Should the initial fusion have been longer? If so, how far caudally should it have been extended? What type of instrumentation would have been optimal in this case?
Would anterior stabilization have helped?
Would intraoperative navigation (use of three-dimensional [3D] systems rather than two-dimensional [2D] fluoroscopy) have been helpful in this case?

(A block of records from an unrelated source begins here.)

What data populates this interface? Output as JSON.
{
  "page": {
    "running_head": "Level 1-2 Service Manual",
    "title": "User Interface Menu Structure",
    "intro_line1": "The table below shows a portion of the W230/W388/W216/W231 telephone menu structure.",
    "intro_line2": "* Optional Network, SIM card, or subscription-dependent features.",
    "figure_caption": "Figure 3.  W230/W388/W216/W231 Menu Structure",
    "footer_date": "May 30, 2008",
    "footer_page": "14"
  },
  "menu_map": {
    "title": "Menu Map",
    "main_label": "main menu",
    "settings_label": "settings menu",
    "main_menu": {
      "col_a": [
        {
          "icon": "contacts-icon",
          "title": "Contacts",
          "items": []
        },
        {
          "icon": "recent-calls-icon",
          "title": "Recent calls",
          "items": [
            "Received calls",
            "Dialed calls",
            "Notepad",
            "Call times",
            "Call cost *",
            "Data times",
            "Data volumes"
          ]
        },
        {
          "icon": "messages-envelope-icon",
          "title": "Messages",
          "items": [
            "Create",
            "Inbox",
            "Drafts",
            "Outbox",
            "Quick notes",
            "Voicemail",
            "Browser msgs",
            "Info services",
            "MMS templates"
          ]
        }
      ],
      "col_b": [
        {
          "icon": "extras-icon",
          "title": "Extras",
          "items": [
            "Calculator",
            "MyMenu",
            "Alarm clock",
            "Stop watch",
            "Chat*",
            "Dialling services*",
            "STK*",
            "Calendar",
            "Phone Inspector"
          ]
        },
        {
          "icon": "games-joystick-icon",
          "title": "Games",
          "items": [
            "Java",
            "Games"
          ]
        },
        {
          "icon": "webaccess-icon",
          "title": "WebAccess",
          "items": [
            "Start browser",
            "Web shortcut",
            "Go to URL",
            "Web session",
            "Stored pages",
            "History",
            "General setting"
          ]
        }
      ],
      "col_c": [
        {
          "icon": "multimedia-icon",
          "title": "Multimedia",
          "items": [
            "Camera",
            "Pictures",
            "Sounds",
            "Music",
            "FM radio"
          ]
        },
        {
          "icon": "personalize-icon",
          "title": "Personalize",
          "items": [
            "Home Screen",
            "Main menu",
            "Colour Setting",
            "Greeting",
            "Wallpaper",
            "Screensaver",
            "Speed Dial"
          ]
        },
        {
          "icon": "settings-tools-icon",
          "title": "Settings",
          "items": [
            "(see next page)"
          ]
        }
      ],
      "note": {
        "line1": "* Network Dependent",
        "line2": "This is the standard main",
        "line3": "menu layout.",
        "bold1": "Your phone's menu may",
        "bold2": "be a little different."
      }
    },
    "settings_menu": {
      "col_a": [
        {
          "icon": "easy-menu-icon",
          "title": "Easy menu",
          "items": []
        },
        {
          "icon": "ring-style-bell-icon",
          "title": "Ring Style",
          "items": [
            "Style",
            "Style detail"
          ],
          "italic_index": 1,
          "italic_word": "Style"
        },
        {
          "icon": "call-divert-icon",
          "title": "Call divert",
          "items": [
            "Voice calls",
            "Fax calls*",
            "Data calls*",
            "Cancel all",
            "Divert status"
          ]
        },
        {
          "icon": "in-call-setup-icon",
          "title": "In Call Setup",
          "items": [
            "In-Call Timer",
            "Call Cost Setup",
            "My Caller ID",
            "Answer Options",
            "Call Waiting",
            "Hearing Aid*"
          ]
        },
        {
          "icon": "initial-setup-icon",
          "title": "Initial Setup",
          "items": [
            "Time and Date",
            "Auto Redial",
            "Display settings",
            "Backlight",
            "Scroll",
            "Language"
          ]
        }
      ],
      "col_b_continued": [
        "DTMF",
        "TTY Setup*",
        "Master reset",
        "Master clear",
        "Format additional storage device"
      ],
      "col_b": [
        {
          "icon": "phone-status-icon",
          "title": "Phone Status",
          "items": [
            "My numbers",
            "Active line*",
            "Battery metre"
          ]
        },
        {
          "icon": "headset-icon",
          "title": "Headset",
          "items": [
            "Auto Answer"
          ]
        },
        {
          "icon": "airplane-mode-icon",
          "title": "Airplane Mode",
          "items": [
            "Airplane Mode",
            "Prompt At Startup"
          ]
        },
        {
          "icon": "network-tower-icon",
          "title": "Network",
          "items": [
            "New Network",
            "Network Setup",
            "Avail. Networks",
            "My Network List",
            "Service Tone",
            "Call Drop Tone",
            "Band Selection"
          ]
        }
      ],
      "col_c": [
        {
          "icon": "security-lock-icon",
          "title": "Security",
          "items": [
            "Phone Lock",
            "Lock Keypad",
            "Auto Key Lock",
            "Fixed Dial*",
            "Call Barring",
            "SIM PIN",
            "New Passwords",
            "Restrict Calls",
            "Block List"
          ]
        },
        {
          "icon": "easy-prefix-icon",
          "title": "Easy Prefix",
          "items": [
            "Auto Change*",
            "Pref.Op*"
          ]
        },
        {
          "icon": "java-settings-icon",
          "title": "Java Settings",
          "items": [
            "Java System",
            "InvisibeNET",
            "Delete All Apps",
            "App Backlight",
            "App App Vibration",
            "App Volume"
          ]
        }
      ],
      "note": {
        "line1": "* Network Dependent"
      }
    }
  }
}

Laminectomy is performed using established techniques. Subsequent lateral mass fusion is facilitated by wide exposure of facets. An appropriate starting point can be determined by creating an imaginary X over the lateral mass ( Figure 15-4 ). Superior and inferior boundaries are the facet joints, and medial and lateral boundaries of the lateral mass serve as the other boundaries. The ideal starting point is 1 mm medial to the middle of the imaginary X. A “matchstick” bur is used to penetrate the cortex and create a starting point ( Figure 15-5 ). An up-and-out technique is used for the hand drill trajectory ( Figure 15-6 ). A medial to lateral trajectory at 30 degrees avoids injury to the vertebral artery, and a cephalad to caudal trajectory at 20 degrees avoids injury to the nerve root. Before placement of screws, the facet joints of the segments included in the fusion are decorticated ( Figure 15-7 ). The dorsal cortical surfaces are decorticated for onlay arthrodesis as well. Polyaxial screws are placed and can be measured before placement during the hand drill and feeler steps. A medial trajectory risks injury to the vertebral artery ( Figure 15-8 ). Failing to aim cephalad places the nerve root at risk. Starting too far laterally risks fracture of the lateral mass. When extension to the upper thoracic region is necessary, upper thoracic pedicle screws are placed using anatomic landmarks, because visualization with fluoroscopy at these levels can be difficult in the sagittal plane. T1 pedicle screw trajectory is described in Figure 15-9 ; a large lateral mass screw can be used to avoid the need for a transitional rod in the construct.
The caudal trajectory for thoracic pedicle screws decreases from 20 degrees to 5 degrees from T1 to T12.